The Memphis section provides the film’s best moments. The section is better for two reasons. For starters, the coupling of actors David Straithrain (Arnie) and Rachel Weisz (Sue Lynne) is far better from a strictly acting standpoint than the couplings in the two others sections: Jude Law (Jeremy) and Norah Jones (Elizabeth) in the New York section and Natalie Portman (Leslie) and Norah Jones in the Nevada/Las Vegas section. A second reason that this section fares better is because both parts of the emotional equation, Straithrain as Arnie and Weisz as Sue Lynne, are better developed characterisations, whereas the ‘causes’ of the emotional pain in the other sections are not. Elizabeth’s lover of five years who is having an affair with another woman is seen fleetingly from afar through an apartment window in one scene; the woman who broke Jeremy’s heart – “a Russian girl who loved collecting keys and watching sunsets”– appears in one brief scene near the end of the film; and Leslie’s estranged father is frequently spoken about but is never seen.

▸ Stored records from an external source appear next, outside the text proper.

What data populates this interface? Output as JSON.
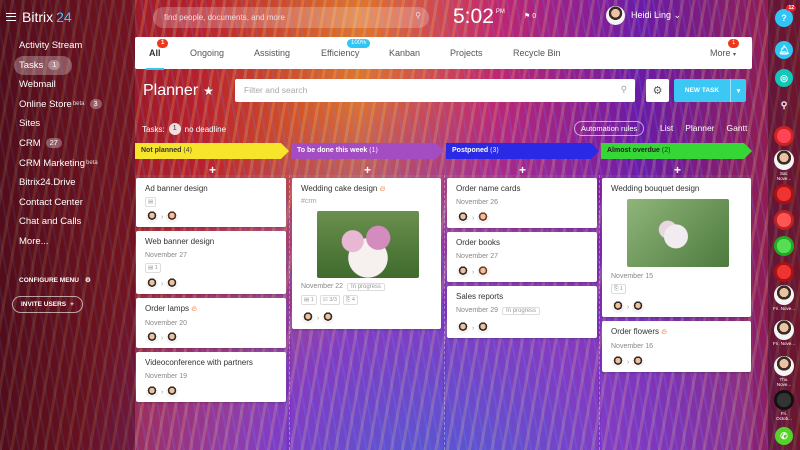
{
  "app": {
    "logo_a": "Bitrix",
    "logo_b": "24"
  },
  "topbar": {
    "search_placeholder": "find people, documents, and more",
    "time": "5:02",
    "ampm": "PM",
    "flag_count": "0",
    "user": "Heidi Ling ⌄"
  },
  "sidebar": {
    "items": [
      {
        "label": "Activity Stream"
      },
      {
        "label": "Tasks",
        "count": "1"
      },
      {
        "label": "Webmail"
      },
      {
        "label": "Online Store",
        "beta": "beta",
        "count": "3"
      },
      {
        "label": "Sites"
      },
      {
        "label": "CRM",
        "count": "27"
      },
      {
        "label": "CRM Marketing",
        "beta": "beta"
      },
      {
        "label": "Bitrix24.Drive"
      },
      {
        "label": "Contact Center"
      },
      {
        "label": "Chat and Calls"
      },
      {
        "label": "More..."
      }
    ],
    "configure": "CONFIGURE MENU",
    "invite": "INVITE USERS"
  },
  "tabs": [
    {
      "label": "All",
      "badge": "1"
    },
    {
      "label": "Ongoing"
    },
    {
      "label": "Assisting"
    },
    {
      "label": "Efficiency",
      "badge": "100%"
    },
    {
      "label": "Kanban"
    },
    {
      "label": "Projects"
    },
    {
      "label": "Recycle Bin"
    },
    {
      "label": "More",
      "badge": "1"
    }
  ],
  "planner": {
    "title": "Planner",
    "star": "★",
    "filter_placeholder": "Filter and search",
    "new_task": "NEW TASK",
    "tasks_label": "Tasks:",
    "tasks_count": "1",
    "no_deadline": "no deadline",
    "automation": "Automation rules",
    "views": [
      "List",
      "Planner",
      "Gantt"
    ]
  },
  "columns": [
    {
      "title": "Not planned",
      "count": "(4)",
      "color": "#f7e52b"
    },
    {
      "title": "To be done this week",
      "count": "(1)",
      "color": "#a44dc3"
    },
    {
      "title": "Postponed",
      "count": "(3)",
      "color": "#2a2ae6"
    },
    {
      "title": "Almost overdue",
      "count": "(2)",
      "color": "#35d635"
    }
  ],
  "cards": {
    "c1": {
      "title": "Ad banner design"
    },
    "c2": {
      "title": "Web banner design",
      "date": "November 27",
      "icon": "▤ 1"
    },
    "c3": {
      "title": "Order lamps",
      "date": "November 20"
    },
    "c4": {
      "title": "Videoconference with partners",
      "date": "November 19"
    },
    "c5": {
      "title": "Wedding cake design",
      "tag": "#crm",
      "date": "November 22",
      "status": "In progress",
      "i1": "▤ 1",
      "i2": "☑ 3/3",
      "i3": "⎘ 4"
    },
    "c6": {
      "title": "Order name cards",
      "date": "November 26"
    },
    "c7": {
      "title": "Order books",
      "date": "November 27"
    },
    "c8": {
      "title": "Sales reports",
      "date": "November 29",
      "status": "In progress"
    },
    "c9": {
      "title": "Wedding bouquet design",
      "date": "November 15",
      "icon": "⎘ 1"
    },
    "c10": {
      "title": "Order flowers",
      "date": "November 16"
    }
  },
  "rightbar": {
    "help_badge": "12",
    "people": [
      "Sat. Nove...",
      "",
      "",
      "",
      "Fri. Nove...",
      "",
      "Fri. Nove...",
      "Thu. Nove...",
      "Fri. Octob..."
    ]
  },
  "colors": {
    "accent": "#2fc6f6",
    "badge": "#f0371b",
    "fire": "#f36b1c"
  }
}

I first saw the film at the theatres, in its 35mm glory, but I can happily say that the transfer presented on The Miriam Collection DVD is an accurate representation of DP Darius Khondji’s vibrant and ‘hot’ color lighting scheme. The welcome transfer does an excellent job of transmitting the film’s sensuous beauty to the smaller screen. The special features are par for the course by offering a standard Making Of Featurette (16 min.) which has brief interviews with all the major performers and Wong Kar-Wai. Far better is an 18 min. on-stage Q & A with Wong Kar-Wai and moderator David Schwartz conducted on April 2008 at the Museum of Modern Art. Filling out the special features roster is theatrical trailer and a photo gallery.
1 My Blueberry Nights Press kit
2 My Blueberry Nights Press kit